“Reflective practice is the ability to reflect on one’s actions so as to engage in a process of continuous learning” – Donald Schon.
Looking back at what you did, and assessing how you could have done things differently, is essential for knowledge and growth. It’s a process known as reflective practice. Reflective practice is an assessment of your learning to help your future development and, of course, it sits perfectly within the Asset Wisdom ethos.
Reflecting on events: why is this important?
We all know how it feels when things haven’t gone quite to plan. Naturally, it can be challenging for you, and you might find it difficult to look back at an unpleasant experience. Yet it’s here when reflective practice is crucial.
Reflecting on an event is important, so you can ask yourself ‘how could I have done this differently? If I had done it a different way, what would be the result?’. Facing these challenging questions gives you a chance to assess the turn of events so you can look at alternative approaches to give you different future outcomes.
The value of the practice: how can you get started?
Reflective practice is personal, so it can be done in a way to suit you. Yet it can be difficult to know where to begin. Here are a couple of statements to get you started on your reflective learning journey:
• Look at what you’ve learnt – what do you think went well and why?
• Think about what wasn’t successful – why was this and how would you change it?
• Consider a different way of doing things – what can be transferred to your current role?
• Plan for next steps – what further knowledge or skills have you identified to help you plan for your further development?
It also helps to consider the five main principles to help you get the most from your reflections:
• Reacting – your response to what has happened.
• Recording – making a note of your feelings and approaches.
• Reviewing – looking at how things were done.
• Revising – assessing what could have been done differently.
• Reworking – changing approaches to suit different outcomes.
Once these five principles are complete, you can then move to reassessing – starting the process again with a different approach to your initial actions.
To support you, we’ve provided an extract form the Public Health guidelines on construction of reflective notes, which is a good model for CPD purposes.
Which model is working best for your reflective practice?
Personal development: what examples are there in practice?
As noted, reflection should be a key part of any CPD activity.

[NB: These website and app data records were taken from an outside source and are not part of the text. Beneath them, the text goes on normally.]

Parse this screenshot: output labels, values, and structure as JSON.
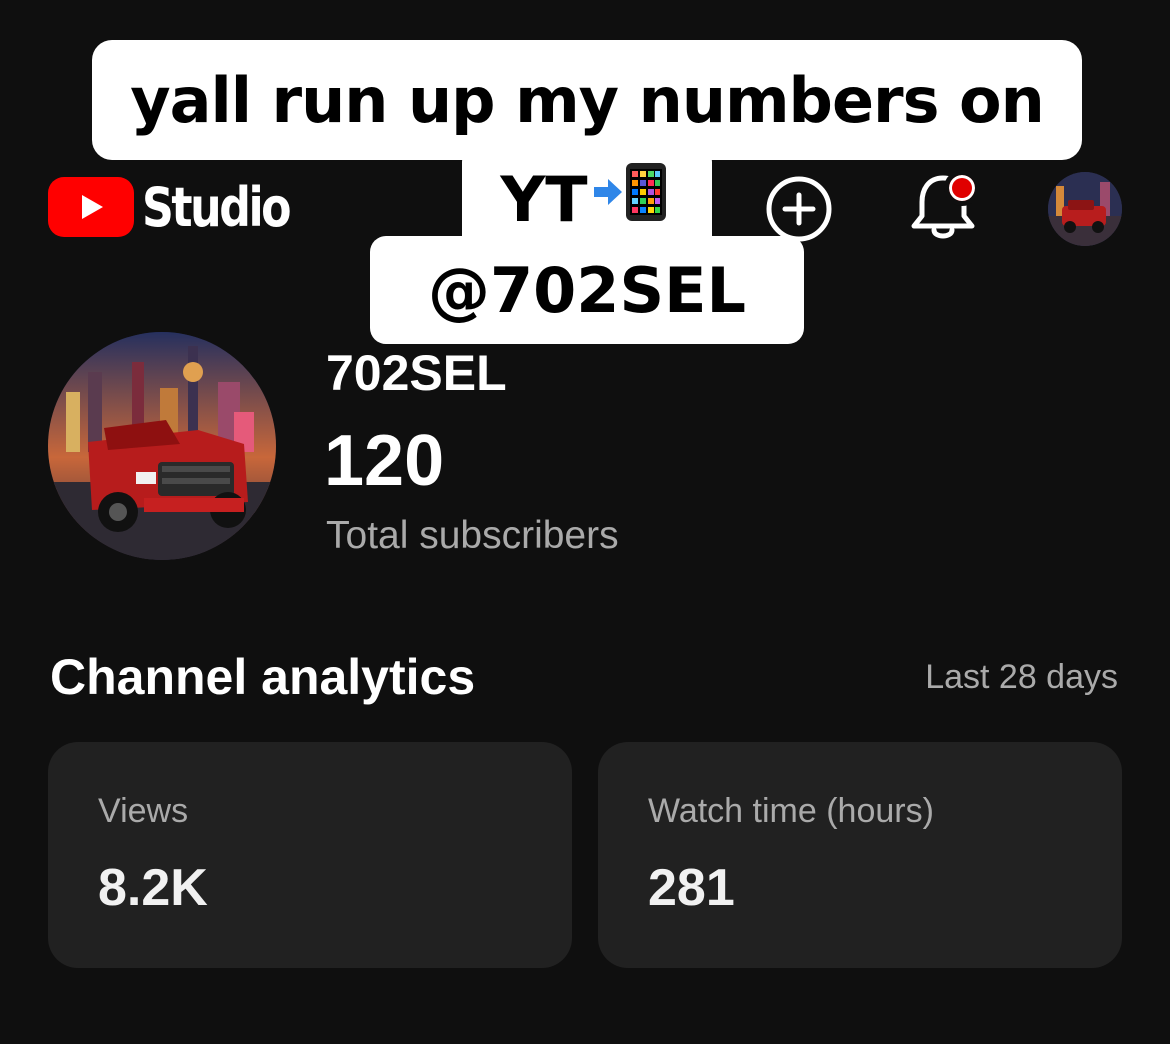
{
  "caption": {
    "line1": "yall run up my numbers on",
    "line2": "YT",
    "line3": "@702SEL"
  },
  "header": {
    "logo_text": "Studio",
    "icons": [
      "create-icon",
      "notifications-icon",
      "account-avatar"
    ],
    "brand_color": "#ff0000",
    "notification_dot_color": "#e00000"
  },
  "channel": {
    "name": "702SEL",
    "subscriber_count": "120",
    "subscriber_label": "Total subscribers"
  },
  "analytics": {
    "title": "Channel analytics",
    "period": "Last 28 days",
    "cards": [
      {
        "label": "Views",
        "value": "8.2K"
      },
      {
        "label": "Watch time (hours)",
        "value": "281"
      }
    ]
  }
}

At Asset Wisdom, all our online asset management learning attracts CPD credits, so our learning can support you as you look back at your actions for development and growth.
Looking at the practice in use is also incredibly valuable. Reflection has been part of learning in many sectors for a long time. One good example of the practice is how it is used by health professionals. In the past, health care processes have been led by personal beliefs, or demands of the learning provider or organisations. However, it is now moving into the mainstream of educational activity.
The process of reflection can, and should, be done by all learners. So, everyone will have a different approach, reflective practice is a personal thing, and how it is done depends on individual circumstances. The most important thing is that we all set aside time for it. Once we do, we will discover its value and how reflective practice helps us grow on our learning journey.
For more support with your reflective practice, and to discover how our asset management courses can help you, get in touch with Asset Wisdom.
Construction of reflective notes (based on Faculty of Public Health guidelines)
There are four elements that can be completed for each reflective:
1: Why did I choose this activity for my CPD? (Focuses on how the activity relates to your learning needs as identified through reflection on your practice and described in your PDP)
2: What did I learn from this activity or event? (Focuses on your thoughts at the time of the activity and critically analyses any new learning that took place)
3: So what am I going to do to apply this learning in my work? (Focuses on the significance of what happened and why this may influence future learning or practice)
4: Now what am I going to do to further develop this learning and/or meet any gaps in my knowledge, skills or understanding? (Focuses on future actions and plans for further development, if necessary)